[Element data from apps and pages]
--- START ---

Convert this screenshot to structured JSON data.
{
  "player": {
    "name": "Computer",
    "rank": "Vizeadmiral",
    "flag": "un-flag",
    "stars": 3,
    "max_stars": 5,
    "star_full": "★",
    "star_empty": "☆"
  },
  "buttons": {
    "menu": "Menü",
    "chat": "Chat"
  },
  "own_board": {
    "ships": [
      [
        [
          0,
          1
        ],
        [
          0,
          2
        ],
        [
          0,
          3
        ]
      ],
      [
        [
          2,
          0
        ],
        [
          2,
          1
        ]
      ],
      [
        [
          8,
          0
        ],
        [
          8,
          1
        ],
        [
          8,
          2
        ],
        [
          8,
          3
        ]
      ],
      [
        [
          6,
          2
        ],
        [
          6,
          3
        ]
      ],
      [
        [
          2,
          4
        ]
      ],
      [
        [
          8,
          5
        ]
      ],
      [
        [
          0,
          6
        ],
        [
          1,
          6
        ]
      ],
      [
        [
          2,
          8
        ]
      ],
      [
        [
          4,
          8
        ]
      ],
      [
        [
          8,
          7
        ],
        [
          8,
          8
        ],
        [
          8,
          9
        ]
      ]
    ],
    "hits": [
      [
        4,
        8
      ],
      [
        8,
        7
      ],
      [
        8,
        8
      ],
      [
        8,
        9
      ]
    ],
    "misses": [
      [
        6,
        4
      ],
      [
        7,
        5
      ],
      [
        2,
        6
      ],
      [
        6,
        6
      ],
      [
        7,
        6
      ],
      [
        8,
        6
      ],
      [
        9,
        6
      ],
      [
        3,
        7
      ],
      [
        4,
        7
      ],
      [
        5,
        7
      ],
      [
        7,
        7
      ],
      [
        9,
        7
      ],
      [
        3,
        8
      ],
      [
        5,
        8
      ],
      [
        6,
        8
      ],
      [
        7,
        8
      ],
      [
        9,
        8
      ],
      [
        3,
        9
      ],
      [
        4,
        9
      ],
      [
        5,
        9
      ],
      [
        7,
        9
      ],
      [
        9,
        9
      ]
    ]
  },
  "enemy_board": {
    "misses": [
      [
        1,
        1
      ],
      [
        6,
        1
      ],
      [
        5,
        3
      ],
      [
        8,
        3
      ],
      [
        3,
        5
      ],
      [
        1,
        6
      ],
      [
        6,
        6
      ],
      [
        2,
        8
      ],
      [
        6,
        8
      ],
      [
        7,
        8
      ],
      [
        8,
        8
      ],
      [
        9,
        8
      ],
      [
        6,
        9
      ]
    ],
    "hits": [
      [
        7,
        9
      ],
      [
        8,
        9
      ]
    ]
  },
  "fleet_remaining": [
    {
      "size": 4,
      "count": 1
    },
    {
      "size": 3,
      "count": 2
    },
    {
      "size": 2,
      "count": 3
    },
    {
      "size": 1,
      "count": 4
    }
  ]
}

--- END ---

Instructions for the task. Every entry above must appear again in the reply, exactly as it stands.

Answer to this problem.
Convert this screenshot to structured JSON data.
{
  "player": {
    "name": "Computer",
    "rank": "Vizeadmiral",
    "flag": "un-flag",
    "stars": 3,
    "max_stars": 5,
    "star_full": "★",
    "star_empty": "☆"
  },
  "buttons": {
    "menu": "Menü",
    "chat": "Chat"
  },
  "own_board": {
    "ships": [
      [
        [
          0,
          1
        ],
        [
          0,
          2
        ],
        [
          0,
          3
        ]
      ],
      [
        [
          2,
          0
        ],
        [
          2,
          1
        ]
      ],
      [
        [
          8,
          0
        ],
        [
          8,
          1
        ],
        [
          8,
          2
        ],
        [
          8,
          3
        ]
      ],
      [
        [
          6,
          2
        ],
        [
          6,
          3
        ]
      ],
      [
        [
          2,
          4
        ]
      ],
      [
        [
          8,
          5
        ]
      ],
      [
        [
          0,
          6
        ],
        [
          1,
          6
        ]
      ],
      [
        [
          2,
          8
        ]
      ],
      [
        [
          4,
          8
        ]
      ],
      [
        [
          8,
          7
        ],
        [
          8,
          8
        ],
        [
          8,
          9
        ]
      ]
    ],
    "hits": [
      [
        4,
        8
      ],
      [
        8,
        7
      ],
      [
        8,
        8
      ],
      [
        8,
        9
      ]
    ],
    "misses": [
      [
        6,
        4
      ],
      [
        7,
        5
      ],
      [
        2,
        6
      ],
      [
        6,
        6
      ],
      [
        7,
        6
      ],
      [
        8,
        6
      ],
      [
        9,
        6
      ],
      [
        3,
        7
      ],
      [
        4,
        7
      ],
      [
        5,
        7
      ],
      [
        7,
        7
      ],
      [
        9,
        7
      ],
      [
        3,
        8
      ],
      [
        5,
        8
      ],
      [
        6,
        8
      ],
      [
        7,
        8
      ],
      [
        9,
        8
      ],
      [
        3,
        9
      ],
      [
        4,
        9
      ],
      [
        5,
        9
      ],
      [
        7,
        9
      ],
      [
        9,
        9
      ]
    ]
  },
  "enemy_board": {
    "misses": [
      [
        1,
        1
      ],
      [
        6,
        1
      ],
      [
        5,
        3
      ],
      [
        8,
        3
      ],
      [
        3,
        5
      ],
      [
        1,
        6
      ],
      [
        6,
        6
      ],
      [
        2,
        8
      ],
      [
        6,
        8
      ],
      [
        7,
        8
      ],
      [
        8,
        8
      ],
      [
        9,
        8
      ],
      [
        6,
        9
      ]
    ],
    "hits": [
      [
        7,
        9
      ],
      [
        8,
        9
      ]
    ]
  },
  "fleet_remaining": [
    {
      "size": 4,
      "count": 1
    },
    {
      "size": 3,
      "count": 2
    },
    {
      "size": 2,
      "count": 3
    },
    {
      "size": 1,
      "count": 4
    }
  ]
}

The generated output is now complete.